Stored data -

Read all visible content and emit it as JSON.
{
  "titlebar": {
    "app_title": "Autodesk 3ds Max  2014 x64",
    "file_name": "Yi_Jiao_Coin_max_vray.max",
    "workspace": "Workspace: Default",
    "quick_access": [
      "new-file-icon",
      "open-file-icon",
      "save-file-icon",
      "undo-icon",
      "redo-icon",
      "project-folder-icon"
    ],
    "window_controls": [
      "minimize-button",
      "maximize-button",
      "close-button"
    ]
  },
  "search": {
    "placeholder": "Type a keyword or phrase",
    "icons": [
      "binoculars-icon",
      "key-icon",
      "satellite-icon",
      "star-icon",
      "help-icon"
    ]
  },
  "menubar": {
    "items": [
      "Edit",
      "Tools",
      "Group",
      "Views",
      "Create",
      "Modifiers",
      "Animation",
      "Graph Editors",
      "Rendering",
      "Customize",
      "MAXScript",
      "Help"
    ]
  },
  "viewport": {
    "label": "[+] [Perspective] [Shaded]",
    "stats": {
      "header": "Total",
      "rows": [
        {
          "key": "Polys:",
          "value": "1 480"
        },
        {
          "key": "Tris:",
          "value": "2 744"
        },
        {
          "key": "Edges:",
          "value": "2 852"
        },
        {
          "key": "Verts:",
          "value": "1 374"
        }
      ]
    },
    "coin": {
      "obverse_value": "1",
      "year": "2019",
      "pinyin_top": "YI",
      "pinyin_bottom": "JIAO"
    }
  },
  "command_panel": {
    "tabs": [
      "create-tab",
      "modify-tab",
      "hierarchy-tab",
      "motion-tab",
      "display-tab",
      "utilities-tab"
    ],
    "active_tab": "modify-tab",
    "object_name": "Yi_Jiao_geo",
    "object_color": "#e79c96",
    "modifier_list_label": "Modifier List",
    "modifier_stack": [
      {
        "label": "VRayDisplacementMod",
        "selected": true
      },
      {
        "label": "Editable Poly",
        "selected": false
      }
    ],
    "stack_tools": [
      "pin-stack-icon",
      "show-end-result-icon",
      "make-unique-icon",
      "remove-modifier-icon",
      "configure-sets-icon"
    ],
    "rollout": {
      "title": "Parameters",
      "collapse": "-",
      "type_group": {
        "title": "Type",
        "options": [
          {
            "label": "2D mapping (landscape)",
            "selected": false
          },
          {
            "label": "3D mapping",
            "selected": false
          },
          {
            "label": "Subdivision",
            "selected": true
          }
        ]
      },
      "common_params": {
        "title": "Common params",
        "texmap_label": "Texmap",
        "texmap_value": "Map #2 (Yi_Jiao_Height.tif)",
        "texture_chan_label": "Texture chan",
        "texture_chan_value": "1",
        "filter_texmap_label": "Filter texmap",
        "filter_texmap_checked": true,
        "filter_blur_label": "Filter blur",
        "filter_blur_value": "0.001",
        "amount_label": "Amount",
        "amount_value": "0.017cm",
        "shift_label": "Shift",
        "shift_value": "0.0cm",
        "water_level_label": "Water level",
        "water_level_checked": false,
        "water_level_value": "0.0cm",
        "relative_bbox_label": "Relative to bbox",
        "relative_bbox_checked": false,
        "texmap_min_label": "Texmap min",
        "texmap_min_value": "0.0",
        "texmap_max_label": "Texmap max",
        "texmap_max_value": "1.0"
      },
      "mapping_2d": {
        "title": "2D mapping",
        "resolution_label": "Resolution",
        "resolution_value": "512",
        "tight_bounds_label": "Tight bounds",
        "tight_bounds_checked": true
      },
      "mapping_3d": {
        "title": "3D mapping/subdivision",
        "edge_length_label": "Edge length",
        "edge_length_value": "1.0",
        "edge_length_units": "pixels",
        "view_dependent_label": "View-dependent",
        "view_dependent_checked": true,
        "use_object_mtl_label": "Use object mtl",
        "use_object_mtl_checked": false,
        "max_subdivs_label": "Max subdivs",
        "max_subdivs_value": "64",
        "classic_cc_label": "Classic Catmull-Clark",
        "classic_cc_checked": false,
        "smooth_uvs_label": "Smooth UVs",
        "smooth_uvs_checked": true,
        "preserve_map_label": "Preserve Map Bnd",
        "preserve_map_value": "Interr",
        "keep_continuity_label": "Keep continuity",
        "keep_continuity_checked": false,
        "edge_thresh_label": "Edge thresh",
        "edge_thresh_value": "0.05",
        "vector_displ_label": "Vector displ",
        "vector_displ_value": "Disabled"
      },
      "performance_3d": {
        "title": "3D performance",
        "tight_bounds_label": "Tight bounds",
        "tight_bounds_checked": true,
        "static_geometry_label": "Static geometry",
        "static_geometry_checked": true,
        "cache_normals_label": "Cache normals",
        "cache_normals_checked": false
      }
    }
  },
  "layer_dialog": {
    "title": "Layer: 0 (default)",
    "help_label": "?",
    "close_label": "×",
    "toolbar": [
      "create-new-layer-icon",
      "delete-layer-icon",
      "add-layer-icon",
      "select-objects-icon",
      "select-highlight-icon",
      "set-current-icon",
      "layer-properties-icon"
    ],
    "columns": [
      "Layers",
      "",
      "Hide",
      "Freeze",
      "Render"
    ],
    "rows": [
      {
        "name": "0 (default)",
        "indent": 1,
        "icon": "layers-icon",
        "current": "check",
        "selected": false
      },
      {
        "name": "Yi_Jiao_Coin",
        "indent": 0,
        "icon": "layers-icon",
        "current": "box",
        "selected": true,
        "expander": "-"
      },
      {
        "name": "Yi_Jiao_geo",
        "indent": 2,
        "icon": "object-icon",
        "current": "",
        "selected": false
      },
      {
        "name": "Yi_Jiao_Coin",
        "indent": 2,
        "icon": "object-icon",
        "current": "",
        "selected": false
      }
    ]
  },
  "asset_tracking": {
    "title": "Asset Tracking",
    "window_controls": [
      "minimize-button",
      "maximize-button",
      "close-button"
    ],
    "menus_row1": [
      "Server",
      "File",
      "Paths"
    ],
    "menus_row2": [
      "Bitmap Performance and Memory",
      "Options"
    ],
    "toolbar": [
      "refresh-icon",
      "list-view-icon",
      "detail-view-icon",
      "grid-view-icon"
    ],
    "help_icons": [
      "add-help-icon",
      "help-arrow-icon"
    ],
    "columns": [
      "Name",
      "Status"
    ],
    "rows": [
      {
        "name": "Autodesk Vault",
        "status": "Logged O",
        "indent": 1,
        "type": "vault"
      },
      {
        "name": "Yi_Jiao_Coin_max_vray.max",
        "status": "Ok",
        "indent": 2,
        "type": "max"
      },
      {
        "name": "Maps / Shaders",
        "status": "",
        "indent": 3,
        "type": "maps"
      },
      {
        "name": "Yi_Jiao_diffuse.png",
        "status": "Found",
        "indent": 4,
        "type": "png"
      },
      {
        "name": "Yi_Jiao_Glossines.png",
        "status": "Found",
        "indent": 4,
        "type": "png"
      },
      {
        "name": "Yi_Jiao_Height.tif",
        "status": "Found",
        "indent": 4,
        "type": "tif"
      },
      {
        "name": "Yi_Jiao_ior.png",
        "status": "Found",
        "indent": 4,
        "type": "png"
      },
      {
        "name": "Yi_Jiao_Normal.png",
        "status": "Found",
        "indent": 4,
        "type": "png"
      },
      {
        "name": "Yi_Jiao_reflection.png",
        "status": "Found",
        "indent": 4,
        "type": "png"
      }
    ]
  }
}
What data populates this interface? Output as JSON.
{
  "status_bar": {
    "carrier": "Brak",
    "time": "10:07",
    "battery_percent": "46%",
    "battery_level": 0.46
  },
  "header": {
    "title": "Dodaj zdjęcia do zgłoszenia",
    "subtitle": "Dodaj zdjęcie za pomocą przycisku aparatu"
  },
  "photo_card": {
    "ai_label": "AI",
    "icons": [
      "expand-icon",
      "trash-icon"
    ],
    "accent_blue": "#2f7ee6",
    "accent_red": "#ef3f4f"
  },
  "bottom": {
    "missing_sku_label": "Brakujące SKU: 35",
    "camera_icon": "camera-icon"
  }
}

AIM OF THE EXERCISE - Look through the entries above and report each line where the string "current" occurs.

RESPONSE FOR THIS EXERCISE -
      "set-current-icon",
        "current": "check",
        "current": "box",
        "current": "",
        "current": "",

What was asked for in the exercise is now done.